» **Exercise description**
Without any omission, reproduce the records that follow.

» **Task material**
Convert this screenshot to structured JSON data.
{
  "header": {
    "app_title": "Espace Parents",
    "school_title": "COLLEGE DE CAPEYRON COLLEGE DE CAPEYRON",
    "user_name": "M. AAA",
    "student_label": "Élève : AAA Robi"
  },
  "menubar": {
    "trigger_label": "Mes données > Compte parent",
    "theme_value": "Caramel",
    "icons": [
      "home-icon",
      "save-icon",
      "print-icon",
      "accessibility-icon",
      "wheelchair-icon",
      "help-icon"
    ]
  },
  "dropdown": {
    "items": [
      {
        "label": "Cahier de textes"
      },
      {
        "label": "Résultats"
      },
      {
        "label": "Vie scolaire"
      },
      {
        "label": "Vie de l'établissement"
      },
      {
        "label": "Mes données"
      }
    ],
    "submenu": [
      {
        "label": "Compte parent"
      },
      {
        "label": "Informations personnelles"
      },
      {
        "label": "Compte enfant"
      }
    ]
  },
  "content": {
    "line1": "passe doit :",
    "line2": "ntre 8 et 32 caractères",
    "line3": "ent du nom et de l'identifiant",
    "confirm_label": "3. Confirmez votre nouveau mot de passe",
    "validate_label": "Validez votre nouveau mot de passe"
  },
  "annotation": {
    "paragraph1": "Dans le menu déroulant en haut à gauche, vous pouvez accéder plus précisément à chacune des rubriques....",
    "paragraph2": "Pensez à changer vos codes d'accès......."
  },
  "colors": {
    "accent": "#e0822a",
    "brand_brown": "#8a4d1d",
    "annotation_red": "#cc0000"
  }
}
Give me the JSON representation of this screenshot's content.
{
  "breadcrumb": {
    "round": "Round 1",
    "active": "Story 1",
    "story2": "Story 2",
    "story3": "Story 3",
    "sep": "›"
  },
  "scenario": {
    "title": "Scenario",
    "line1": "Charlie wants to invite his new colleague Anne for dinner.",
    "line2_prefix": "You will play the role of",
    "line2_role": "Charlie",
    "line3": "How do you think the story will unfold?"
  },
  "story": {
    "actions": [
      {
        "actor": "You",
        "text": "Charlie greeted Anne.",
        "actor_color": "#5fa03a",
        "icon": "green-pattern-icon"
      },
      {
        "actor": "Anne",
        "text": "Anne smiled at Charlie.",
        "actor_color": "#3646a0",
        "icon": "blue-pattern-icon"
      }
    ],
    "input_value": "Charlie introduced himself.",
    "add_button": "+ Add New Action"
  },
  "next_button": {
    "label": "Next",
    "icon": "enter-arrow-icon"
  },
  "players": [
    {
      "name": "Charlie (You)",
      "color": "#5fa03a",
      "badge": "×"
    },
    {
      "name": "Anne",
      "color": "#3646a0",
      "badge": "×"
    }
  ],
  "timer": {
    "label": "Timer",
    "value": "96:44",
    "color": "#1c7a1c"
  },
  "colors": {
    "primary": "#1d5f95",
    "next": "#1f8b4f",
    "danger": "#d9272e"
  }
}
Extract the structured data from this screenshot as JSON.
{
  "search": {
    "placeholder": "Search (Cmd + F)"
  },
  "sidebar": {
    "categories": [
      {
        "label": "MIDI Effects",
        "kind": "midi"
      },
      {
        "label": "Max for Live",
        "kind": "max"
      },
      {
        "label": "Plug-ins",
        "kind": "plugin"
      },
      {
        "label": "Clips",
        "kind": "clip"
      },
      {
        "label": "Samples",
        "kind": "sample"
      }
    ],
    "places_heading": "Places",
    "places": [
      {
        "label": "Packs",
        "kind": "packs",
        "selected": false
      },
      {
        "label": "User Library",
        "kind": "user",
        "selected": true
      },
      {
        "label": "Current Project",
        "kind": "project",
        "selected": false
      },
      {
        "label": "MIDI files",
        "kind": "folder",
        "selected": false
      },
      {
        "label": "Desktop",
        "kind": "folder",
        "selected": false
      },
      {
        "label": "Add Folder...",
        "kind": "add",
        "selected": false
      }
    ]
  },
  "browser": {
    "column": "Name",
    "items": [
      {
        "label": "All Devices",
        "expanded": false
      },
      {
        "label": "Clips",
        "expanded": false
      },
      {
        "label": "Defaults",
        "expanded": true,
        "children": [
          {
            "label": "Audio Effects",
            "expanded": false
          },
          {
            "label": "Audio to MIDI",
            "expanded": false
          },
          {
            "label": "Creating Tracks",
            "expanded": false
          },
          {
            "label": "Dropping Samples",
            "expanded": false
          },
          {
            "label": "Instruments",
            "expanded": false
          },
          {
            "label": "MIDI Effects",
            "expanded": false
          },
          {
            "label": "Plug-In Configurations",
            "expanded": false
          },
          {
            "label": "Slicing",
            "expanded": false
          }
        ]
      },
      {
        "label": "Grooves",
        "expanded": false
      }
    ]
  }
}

» **Completed exercise**
Convert this screenshot to structured JSON data.
{
  "header": {
    "app_title": "Espace Parents",
    "school_title": "COLLEGE DE CAPEYRON COLLEGE DE CAPEYRON",
    "user_name": "M. AAA",
    "student_label": "Élève : AAA Robi"
  },
  "menubar": {
    "trigger_label": "Mes données > Compte parent",
    "theme_value": "Caramel",
    "icons": [
      "home-icon",
      "save-icon",
      "print-icon",
      "accessibility-icon",
      "wheelchair-icon",
      "help-icon"
    ]
  },
  "dropdown": {
    "items": [
      {
        "label": "Cahier de textes"
      },
      {
        "label": "Résultats"
      },
      {
        "label": "Vie scolaire"
      },
      {
        "label": "Vie de l'établissement"
      },
      {
        "label": "Mes données"
      }
    ],
    "submenu": [
      {
        "label": "Compte parent"
      },
      {
        "label": "Informations personnelles"
      },
      {
        "label": "Compte enfant"
      }
    ]
  },
  "content": {
    "line1": "passe doit :",
    "line2": "ntre 8 et 32 caractères",
    "line3": "ent du nom et de l'identifiant",
    "confirm_label": "3. Confirmez votre nouveau mot de passe",
    "validate_label": "Validez votre nouveau mot de passe"
  },
  "annotation": {
    "paragraph1": "Dans le menu déroulant en haut à gauche, vous pouvez accéder plus précisément à chacune des rubriques....",
    "paragraph2": "Pensez à changer vos codes d'accès......."
  },
  "colors": {
    "accent": "#e0822a",
    "brand_brown": "#8a4d1d",
    "annotation_red": "#cc0000"
  }
}
Give me the JSON representation of this screenshot's content.
{
  "breadcrumb": {
    "round": "Round 1",
    "active": "Story 1",
    "story2": "Story 2",
    "story3": "Story 3",
    "sep": "›"
  },
  "scenario": {
    "title": "Scenario",
    "line1": "Charlie wants to invite his new colleague Anne for dinner.",
    "line2_prefix": "You will play the role of",
    "line2_role": "Charlie",
    "line3": "How do you think the story will unfold?"
  },
  "story": {
    "actions": [
      {
        "actor": "You",
        "text": "Charlie greeted Anne.",
        "actor_color": "#5fa03a",
        "icon": "green-pattern-icon"
      },
      {
        "actor": "Anne",
        "text": "Anne smiled at Charlie.",
        "actor_color": "#3646a0",
        "icon": "blue-pattern-icon"
      }
    ],
    "input_value": "Charlie introduced himself.",
    "add_button": "+ Add New Action"
  },
  "next_button": {
    "label": "Next",
    "icon": "enter-arrow-icon"
  },
  "players": [
    {
      "name": "Charlie (You)",
      "color": "#5fa03a",
      "badge": "×"
    },
    {
      "name": "Anne",
      "color": "#3646a0",
      "badge": "×"
    }
  ],
  "timer": {
    "label": "Timer",
    "value": "96:44",
    "color": "#1c7a1c"
  },
  "colors": {
    "primary": "#1d5f95",
    "next": "#1f8b4f",
    "danger": "#d9272e"
  }
}
Extract the structured data from this screenshot as JSON.
{
  "search": {
    "placeholder": "Search (Cmd + F)"
  },
  "sidebar": {
    "categories": [
      {
        "label": "MIDI Effects",
        "kind": "midi"
      },
      {
        "label": "Max for Live",
        "kind": "max"
      },
      {
        "label": "Plug-ins",
        "kind": "plugin"
      },
      {
        "label": "Clips",
        "kind": "clip"
      },
      {
        "label": "Samples",
        "kind": "sample"
      }
    ],
    "places_heading": "Places",
    "places": [
      {
        "label": "Packs",
        "kind": "packs",
        "selected": false
      },
      {
        "label": "User Library",
        "kind": "user",
        "selected": true
      },
      {
        "label": "Current Project",
        "kind": "project",
        "selected": false
      },
      {
        "label": "MIDI files",
        "kind": "folder",
        "selected": false
      },
      {
        "label": "Desktop",
        "kind": "folder",
        "selected": false
      },
      {
        "label": "Add Folder...",
        "kind": "add",
        "selected": false
      }
    ]
  },
  "browser": {
    "column": "Name",
    "items": [
      {
        "label": "All Devices",
        "expanded": false
      },
      {
        "label": "Clips",
        "expanded": false
      },
      {
        "label": "Defaults",
        "expanded": true,
        "children": [
          {
            "label": "Audio Effects",
            "expanded": false
          },
          {
            "label": "Audio to MIDI",
            "expanded": false
          },
          {
            "label": "Creating Tracks",
            "expanded": false
          },
          {
            "label": "Dropping Samples",
            "expanded": false
          },
          {
            "label": "Instruments",
            "expanded": false
          },
          {
            "label": "MIDI Effects",
            "expanded": false
          },
          {
            "label": "Plug-In Configurations",
            "expanded": false
          },
          {
            "label": "Slicing",
            "expanded": false
          }
        ]
      },
      {
        "label": "Grooves",
        "expanded": false
      }
    ]
  }
}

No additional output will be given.